## WHAT THE EXERCISE ASKS
When copying the data, keep every line exactly the same.

──────────

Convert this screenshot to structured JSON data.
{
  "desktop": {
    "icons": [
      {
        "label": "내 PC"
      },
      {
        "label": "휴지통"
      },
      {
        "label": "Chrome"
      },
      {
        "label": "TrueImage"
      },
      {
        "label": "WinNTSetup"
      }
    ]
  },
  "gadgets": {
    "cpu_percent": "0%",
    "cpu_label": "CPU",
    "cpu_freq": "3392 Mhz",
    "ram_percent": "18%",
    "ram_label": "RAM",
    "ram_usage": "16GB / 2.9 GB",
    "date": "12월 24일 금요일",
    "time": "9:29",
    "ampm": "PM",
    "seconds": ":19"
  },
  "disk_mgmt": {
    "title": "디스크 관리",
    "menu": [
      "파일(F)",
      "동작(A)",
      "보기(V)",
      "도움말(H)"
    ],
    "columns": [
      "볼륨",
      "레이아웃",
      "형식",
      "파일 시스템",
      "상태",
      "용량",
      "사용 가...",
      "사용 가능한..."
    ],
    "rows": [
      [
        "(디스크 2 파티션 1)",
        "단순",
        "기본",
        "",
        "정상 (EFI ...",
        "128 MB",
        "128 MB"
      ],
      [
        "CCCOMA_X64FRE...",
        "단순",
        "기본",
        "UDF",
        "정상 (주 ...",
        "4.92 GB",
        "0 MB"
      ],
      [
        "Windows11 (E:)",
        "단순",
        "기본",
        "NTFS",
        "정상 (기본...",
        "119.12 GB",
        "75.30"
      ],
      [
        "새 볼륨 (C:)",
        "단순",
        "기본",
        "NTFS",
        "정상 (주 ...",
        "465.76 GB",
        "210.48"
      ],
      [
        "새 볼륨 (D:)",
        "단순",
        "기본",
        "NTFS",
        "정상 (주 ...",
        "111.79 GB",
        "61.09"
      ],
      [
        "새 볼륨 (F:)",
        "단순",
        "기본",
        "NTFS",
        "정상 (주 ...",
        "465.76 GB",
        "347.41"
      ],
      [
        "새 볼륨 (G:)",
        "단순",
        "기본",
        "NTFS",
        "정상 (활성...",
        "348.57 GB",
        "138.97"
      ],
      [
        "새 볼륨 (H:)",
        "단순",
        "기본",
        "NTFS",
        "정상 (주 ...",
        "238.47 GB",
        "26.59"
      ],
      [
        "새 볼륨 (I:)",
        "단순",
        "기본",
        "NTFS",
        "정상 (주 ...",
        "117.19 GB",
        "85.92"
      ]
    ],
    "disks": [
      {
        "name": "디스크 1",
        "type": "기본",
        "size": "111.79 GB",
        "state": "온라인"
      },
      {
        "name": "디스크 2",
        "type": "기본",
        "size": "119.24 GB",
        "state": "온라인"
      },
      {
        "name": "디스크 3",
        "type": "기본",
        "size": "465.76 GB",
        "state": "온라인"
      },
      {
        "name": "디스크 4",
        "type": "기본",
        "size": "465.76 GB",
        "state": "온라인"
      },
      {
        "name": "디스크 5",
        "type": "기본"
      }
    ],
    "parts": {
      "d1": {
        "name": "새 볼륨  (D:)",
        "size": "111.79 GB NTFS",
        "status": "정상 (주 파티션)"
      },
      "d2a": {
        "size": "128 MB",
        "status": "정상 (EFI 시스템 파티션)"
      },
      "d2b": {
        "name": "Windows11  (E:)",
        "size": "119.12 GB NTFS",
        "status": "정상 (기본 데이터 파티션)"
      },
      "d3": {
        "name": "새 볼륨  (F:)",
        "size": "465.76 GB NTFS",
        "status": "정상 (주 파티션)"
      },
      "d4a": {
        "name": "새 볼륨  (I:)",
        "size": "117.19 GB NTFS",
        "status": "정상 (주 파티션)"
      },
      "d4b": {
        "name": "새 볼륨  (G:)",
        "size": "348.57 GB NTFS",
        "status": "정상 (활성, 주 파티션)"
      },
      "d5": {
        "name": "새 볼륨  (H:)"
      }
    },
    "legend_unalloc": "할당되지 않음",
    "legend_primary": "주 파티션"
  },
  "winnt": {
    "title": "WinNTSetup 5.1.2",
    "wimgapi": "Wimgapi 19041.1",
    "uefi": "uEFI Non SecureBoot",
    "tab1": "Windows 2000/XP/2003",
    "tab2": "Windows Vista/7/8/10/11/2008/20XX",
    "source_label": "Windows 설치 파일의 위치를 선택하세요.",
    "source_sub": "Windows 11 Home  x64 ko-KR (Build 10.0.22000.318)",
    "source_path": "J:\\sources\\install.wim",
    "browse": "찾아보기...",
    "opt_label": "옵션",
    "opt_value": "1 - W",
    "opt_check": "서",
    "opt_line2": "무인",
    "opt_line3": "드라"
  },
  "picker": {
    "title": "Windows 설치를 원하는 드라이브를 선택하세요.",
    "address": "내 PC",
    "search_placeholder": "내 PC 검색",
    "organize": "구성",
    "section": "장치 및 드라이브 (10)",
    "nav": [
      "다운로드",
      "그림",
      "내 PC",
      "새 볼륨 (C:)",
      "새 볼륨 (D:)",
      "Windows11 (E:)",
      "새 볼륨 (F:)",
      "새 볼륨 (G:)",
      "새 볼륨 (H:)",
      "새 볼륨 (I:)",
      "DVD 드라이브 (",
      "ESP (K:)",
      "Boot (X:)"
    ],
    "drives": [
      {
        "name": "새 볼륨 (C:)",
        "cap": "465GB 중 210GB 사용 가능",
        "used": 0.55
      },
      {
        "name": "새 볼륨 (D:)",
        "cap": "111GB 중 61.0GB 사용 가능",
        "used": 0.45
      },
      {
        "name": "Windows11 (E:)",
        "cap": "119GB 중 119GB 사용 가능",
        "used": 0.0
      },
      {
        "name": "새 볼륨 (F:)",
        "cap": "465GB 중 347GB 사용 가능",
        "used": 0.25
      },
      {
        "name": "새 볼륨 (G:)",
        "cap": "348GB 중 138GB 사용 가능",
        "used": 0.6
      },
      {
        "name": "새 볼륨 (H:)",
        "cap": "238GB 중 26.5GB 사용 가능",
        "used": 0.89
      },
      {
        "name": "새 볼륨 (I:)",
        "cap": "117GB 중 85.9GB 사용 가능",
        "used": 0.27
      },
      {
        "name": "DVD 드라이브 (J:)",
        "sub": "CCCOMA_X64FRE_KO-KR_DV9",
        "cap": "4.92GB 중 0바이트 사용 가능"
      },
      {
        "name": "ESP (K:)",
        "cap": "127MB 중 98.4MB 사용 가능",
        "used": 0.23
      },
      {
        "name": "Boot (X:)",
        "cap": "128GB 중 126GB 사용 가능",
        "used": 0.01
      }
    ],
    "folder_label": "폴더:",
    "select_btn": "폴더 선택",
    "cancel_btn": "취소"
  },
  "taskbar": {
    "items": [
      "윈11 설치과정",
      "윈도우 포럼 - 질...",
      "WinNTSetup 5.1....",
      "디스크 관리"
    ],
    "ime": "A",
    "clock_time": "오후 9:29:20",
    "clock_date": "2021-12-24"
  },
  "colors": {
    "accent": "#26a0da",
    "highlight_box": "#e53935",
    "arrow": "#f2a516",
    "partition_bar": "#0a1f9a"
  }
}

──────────

## EXERCISE RESULT
Convert this screenshot to structured JSON data.
{
  "desktop": {
    "icons": [
      {
        "label": "내 PC"
      },
      {
        "label": "휴지통"
      },
      {
        "label": "Chrome"
      },
      {
        "label": "TrueImage"
      },
      {
        "label": "WinNTSetup"
      }
    ]
  },
  "gadgets": {
    "cpu_percent": "0%",
    "cpu_label": "CPU",
    "cpu_freq": "3392 Mhz",
    "ram_percent": "18%",
    "ram_label": "RAM",
    "ram_usage": "16GB / 2.9 GB",
    "date": "12월 24일 금요일",
    "time": "9:29",
    "ampm": "PM",
    "seconds": ":19"
  },
  "disk_mgmt": {
    "title": "디스크 관리",
    "menu": [
      "파일(F)",
      "동작(A)",
      "보기(V)",
      "도움말(H)"
    ],
    "columns": [
      "볼륨",
      "레이아웃",
      "형식",
      "파일 시스템",
      "상태",
      "용량",
      "사용 가...",
      "사용 가능한..."
    ],
    "rows": [
      [
        "(디스크 2 파티션 1)",
        "단순",
        "기본",
        "",
        "정상 (EFI ...",
        "128 MB",
        "128 MB"
      ],
      [
        "CCCOMA_X64FRE...",
        "단순",
        "기본",
        "UDF",
        "정상 (주 ...",
        "4.92 GB",
        "0 MB"
      ],
      [
        "Windows11 (E:)",
        "단순",
        "기본",
        "NTFS",
        "정상 (기본...",
        "119.12 GB",
        "75.30"
      ],
      [
        "새 볼륨 (C:)",
        "단순",
        "기본",
        "NTFS",
        "정상 (주 ...",
        "465.76 GB",
        "210.48"
      ],
      [
        "새 볼륨 (D:)",
        "단순",
        "기본",
        "NTFS",
        "정상 (주 ...",
        "111.79 GB",
        "61.09"
      ],
      [
        "새 볼륨 (F:)",
        "단순",
        "기본",
        "NTFS",
        "정상 (주 ...",
        "465.76 GB",
        "347.41"
      ],
      [
        "새 볼륨 (G:)",
        "단순",
        "기본",
        "NTFS",
        "정상 (활성...",
        "348.57 GB",
        "138.97"
      ],
      [
        "새 볼륨 (H:)",
        "단순",
        "기본",
        "NTFS",
        "정상 (주 ...",
        "238.47 GB",
        "26.59"
      ],
      [
        "새 볼륨 (I:)",
        "단순",
        "기본",
        "NTFS",
        "정상 (주 ...",
        "117.19 GB",
        "85.92"
      ]
    ],
    "disks": [
      {
        "name": "디스크 1",
        "type": "기본",
        "size": "111.79 GB",
        "state": "온라인"
      },
      {
        "name": "디스크 2",
        "type": "기본",
        "size": "119.24 GB",
        "state": "온라인"
      },
      {
        "name": "디스크 3",
        "type": "기본",
        "size": "465.76 GB",
        "state": "온라인"
      },
      {
        "name": "디스크 4",
        "type": "기본",
        "size": "465.76 GB",
        "state": "온라인"
      },
      {
        "name": "디스크 5",
        "type": "기본"
      }
    ],
    "parts": {
      "d1": {
        "name": "새 볼륨  (D:)",
        "size": "111.79 GB NTFS",
        "status": "정상 (주 파티션)"
      },
      "d2a": {
        "size": "128 MB",
        "status": "정상 (EFI 시스템 파티션)"
      },
      "d2b": {
        "name": "Windows11  (E:)",
        "size": "119.12 GB NTFS",
        "status": "정상 (기본 데이터 파티션)"
      },
      "d3": {
        "name": "새 볼륨  (F:)",
        "size": "465.76 GB NTFS",
        "status": "정상 (주 파티션)"
      },
      "d4a": {
        "name": "새 볼륨  (I:)",
        "size": "117.19 GB NTFS",
        "status": "정상 (주 파티션)"
      },
      "d4b": {
        "name": "새 볼륨  (G:)",
        "size": "348.57 GB NTFS",
        "status": "정상 (활성, 주 파티션)"
      },
      "d5": {
        "name": "새 볼륨  (H:)"
      }
    },
    "legend_unalloc": "할당되지 않음",
    "legend_primary": "주 파티션"
  },
  "winnt": {
    "title": "WinNTSetup 5.1.2",
    "wimgapi": "Wimgapi 19041.1",
    "uefi": "uEFI Non SecureBoot",
    "tab1": "Windows 2000/XP/2003",
    "tab2": "Windows Vista/7/8/10/11/2008/20XX",
    "source_label": "Windows 설치 파일의 위치를 선택하세요.",
    "source_sub": "Windows 11 Home  x64 ko-KR (Build 10.0.22000.318)",
    "source_path": "J:\\sources\\install.wim",
    "browse": "찾아보기...",
    "opt_label": "옵션",
    "opt_value": "1 - W",
    "opt_check": "서",
    "opt_line2": "무인",
    "opt_line3": "드라"
  },
  "picker": {
    "title": "Windows 설치를 원하는 드라이브를 선택하세요.",
    "address": "내 PC",
    "search_placeholder": "내 PC 검색",
    "organize": "구성",
    "section": "장치 및 드라이브 (10)",
    "nav": [
      "다운로드",
      "그림",
      "내 PC",
      "새 볼륨 (C:)",
      "새 볼륨 (D:)",
      "Windows11 (E:)",
      "새 볼륨 (F:)",
      "새 볼륨 (G:)",
      "새 볼륨 (H:)",
      "새 볼륨 (I:)",
      "DVD 드라이브 (",
      "ESP (K:)",
      "Boot (X:)"
    ],
    "drives": [
      {
        "name": "새 볼륨 (C:)",
        "cap": "465GB 중 210GB 사용 가능",
        "used": 0.55
      },
      {
        "name": "새 볼륨 (D:)",
        "cap": "111GB 중 61.0GB 사용 가능",
        "used": 0.45
      },
      {
        "name": "Windows11 (E:)",
        "cap": "119GB 중 119GB 사용 가능",
        "used": 0.0
      },
      {
        "name": "새 볼륨 (F:)",
        "cap": "465GB 중 347GB 사용 가능",
        "used": 0.25
      },
      {
        "name": "새 볼륨 (G:)",
        "cap": "348GB 중 138GB 사용 가능",
        "used": 0.6
      },
      {
        "name": "새 볼륨 (H:)",
        "cap": "238GB 중 26.5GB 사용 가능",
        "used": 0.89
      },
      {
        "name": "새 볼륨 (I:)",
        "cap": "117GB 중 85.9GB 사용 가능",
        "used": 0.27
      },
      {
        "name": "DVD 드라이브 (J:)",
        "sub": "CCCOMA_X64FRE_KO-KR_DV9",
        "cap": "4.92GB 중 0바이트 사용 가능"
      },
      {
        "name": "ESP (K:)",
        "cap": "127MB 중 98.4MB 사용 가능",
        "used": 0.23
      },
      {
        "name": "Boot (X:)",
        "cap": "128GB 중 126GB 사용 가능",
        "used": 0.01
      }
    ],
    "folder_label": "폴더:",
    "select_btn": "폴더 선택",
    "cancel_btn": "취소"
  },
  "taskbar": {
    "items": [
      "윈11 설치과정",
      "윈도우 포럼 - 질...",
      "WinNTSetup 5.1....",
      "디스크 관리"
    ],
    "ime": "A",
    "clock_time": "오후 9:29:20",
    "clock_date": "2021-12-24"
  },
  "colors": {
    "accent": "#26a0da",
    "highlight_box": "#e53935",
    "arrow": "#f2a516",
    "partition_bar": "#0a1f9a"
  }
}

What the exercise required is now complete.